"Yes, indeed." 'replied the doctor.
"Let the Jew go," said the tailor, looking at the judge, "and let me pay for it."
"It's a curious thing to record." The judge was surprised when he heard the tailor's confession. Then he ordered the executioner: "Let the Jew go, and hang him according to the tailor's confession."
"What trouble!" said the executioner, as he put the rope round the tailor's neck. Now and then we'll wring that, and now we'll wring that, and no one will die!"
That hunchback, originally for the emperor to laugh at a dwarf, whenever and wherever the emperor. He slipped out of the palace drunk and did not return for two days. The emperor asked for his whereabouts. The courtier went out to inquire about the situation and reported to the king:

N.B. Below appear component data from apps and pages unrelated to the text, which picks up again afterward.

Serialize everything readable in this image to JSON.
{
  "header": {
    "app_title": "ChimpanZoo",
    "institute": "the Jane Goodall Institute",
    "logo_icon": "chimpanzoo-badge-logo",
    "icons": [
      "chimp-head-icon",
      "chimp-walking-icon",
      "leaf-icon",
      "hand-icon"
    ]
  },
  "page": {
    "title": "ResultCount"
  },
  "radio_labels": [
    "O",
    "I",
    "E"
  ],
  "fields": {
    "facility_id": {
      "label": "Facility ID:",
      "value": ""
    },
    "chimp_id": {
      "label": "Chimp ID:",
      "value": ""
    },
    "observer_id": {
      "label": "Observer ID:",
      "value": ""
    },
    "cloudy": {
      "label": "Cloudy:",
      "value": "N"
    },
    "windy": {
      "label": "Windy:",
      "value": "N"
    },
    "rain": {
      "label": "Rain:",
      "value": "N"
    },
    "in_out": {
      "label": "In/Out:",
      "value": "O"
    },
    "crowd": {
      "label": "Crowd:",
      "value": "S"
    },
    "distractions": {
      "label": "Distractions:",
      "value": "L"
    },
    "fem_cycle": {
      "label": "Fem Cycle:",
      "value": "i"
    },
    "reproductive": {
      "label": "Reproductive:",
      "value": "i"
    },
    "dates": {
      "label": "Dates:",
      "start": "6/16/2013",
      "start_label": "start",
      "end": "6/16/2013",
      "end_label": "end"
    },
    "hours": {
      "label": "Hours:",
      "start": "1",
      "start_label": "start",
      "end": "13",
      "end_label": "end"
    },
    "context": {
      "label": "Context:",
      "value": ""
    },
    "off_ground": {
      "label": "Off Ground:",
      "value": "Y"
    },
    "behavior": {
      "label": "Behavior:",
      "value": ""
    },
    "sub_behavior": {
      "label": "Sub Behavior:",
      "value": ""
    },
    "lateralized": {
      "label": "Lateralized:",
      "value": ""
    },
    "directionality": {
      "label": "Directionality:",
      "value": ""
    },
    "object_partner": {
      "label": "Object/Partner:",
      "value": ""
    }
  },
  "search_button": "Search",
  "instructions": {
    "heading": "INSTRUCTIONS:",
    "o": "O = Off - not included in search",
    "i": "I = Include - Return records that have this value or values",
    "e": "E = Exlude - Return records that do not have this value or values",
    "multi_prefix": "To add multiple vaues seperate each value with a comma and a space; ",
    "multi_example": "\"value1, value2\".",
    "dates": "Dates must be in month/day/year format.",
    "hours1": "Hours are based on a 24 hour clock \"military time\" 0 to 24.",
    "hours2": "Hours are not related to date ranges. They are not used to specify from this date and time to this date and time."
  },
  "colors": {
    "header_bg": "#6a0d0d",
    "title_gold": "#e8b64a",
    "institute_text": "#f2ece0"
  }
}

"I inform you that the hunchback is dead and his body has been sent to the yamen. The judge is going to hang the murderer. It is strange, however, that when he has declared his guilt and is about to be hanged, some of them always come forward and confess to the murder. Several have already done so, and each has told the story."
Then the emperor told his guards, "Go to the court and send the judge to the palace and ask him to bring all the prisoners to me."
When the guards arrived at the court, the executioner was ready to hang the tailor.
'Wait a minute! The court-servant stopped the executioner, conveyed the emperor's instructions to the judge, and at once ordered the humpback to be carried to the palace, together with the tailor, the Jewish doctor, the Christian merchant, and the steward. The judge, seeing the emperor, knelt down and kissed the ground, and reported the incident to the emperor. When the emperor heard this, he was surprised and excited.
At this time, a barber who had just entered the palace stood out and watched the scene. He is very strange.
'Your Majesty! The barber said, "Why are the tailor, the Christian merchant, the Jewish doctor, the Muslim steward, and the dead humpback here? What's the matter?"
The Emperor smiled and said, "Come, tell the barber what happened at the Hunchback's supper last night, and what the Christian merchant, the Jewish doctor, the butler, and the tailor said."
When the barber heard all this, he said, "This is a wonder among wonders!" Then he shook his head and said, "Let me see the hump." Then he sat down near the humpback, put his head in his lap, looked at it carefully, and suddenly laughed so hard that he almost fell to the ground. "Everyone dies for a reason," he said, "and the humpback's death is especially worth recording."
His words and deeds puzzled everyone, and the emperor was no less puzzled.
"By your grace, Sire, this hunchback is not dead. He is still breathing." "Said the barber, taking a jar out of his bag, and opening it, he took out a bottle of eye-medicine, which he smeared with oil on the hunchback's neck. Then he took out an iron clamp, which he put carefully into the hunchback's throat, and brought out a piece of fish, covered with blood and bone. Suddenly the hunchback sneezed, and suddenly he got up. With great pride, he stretched out his hand and rubbed his face.
"Allah is the sole ruler and Muhammad is his apostle."
The Emperor and all the people laughed their heads off in amazement.
"By Allah," said the Emperor, "this is a wonderful thing. There is no stranger than this, my people," he continued: "Have you ever seen a man who died and came back to life? Had it not been for the barber, the hunchback would have faked his death."
"By Allah," they all said, "this is a miracle in a million."
Surprised, the emperor ordered the palace people to record the story of hunchback as historical documents. He rewarded the Jewish doctor, the Christian merchant, and the steward with a suit of fine clothes, and sent them all home. The tailor, the humpback, and the barber each received a suit of fine clothes from the Emperor. From then on, the tailors worked in the palace, drawing monthly salaries; The hunchback still accompanied the emperor, laughing and joking, and received a high salary; The barber, however, became the emperor's attendant, cutting hair for the emperor.
They each had their own job and lived comfortably and happily.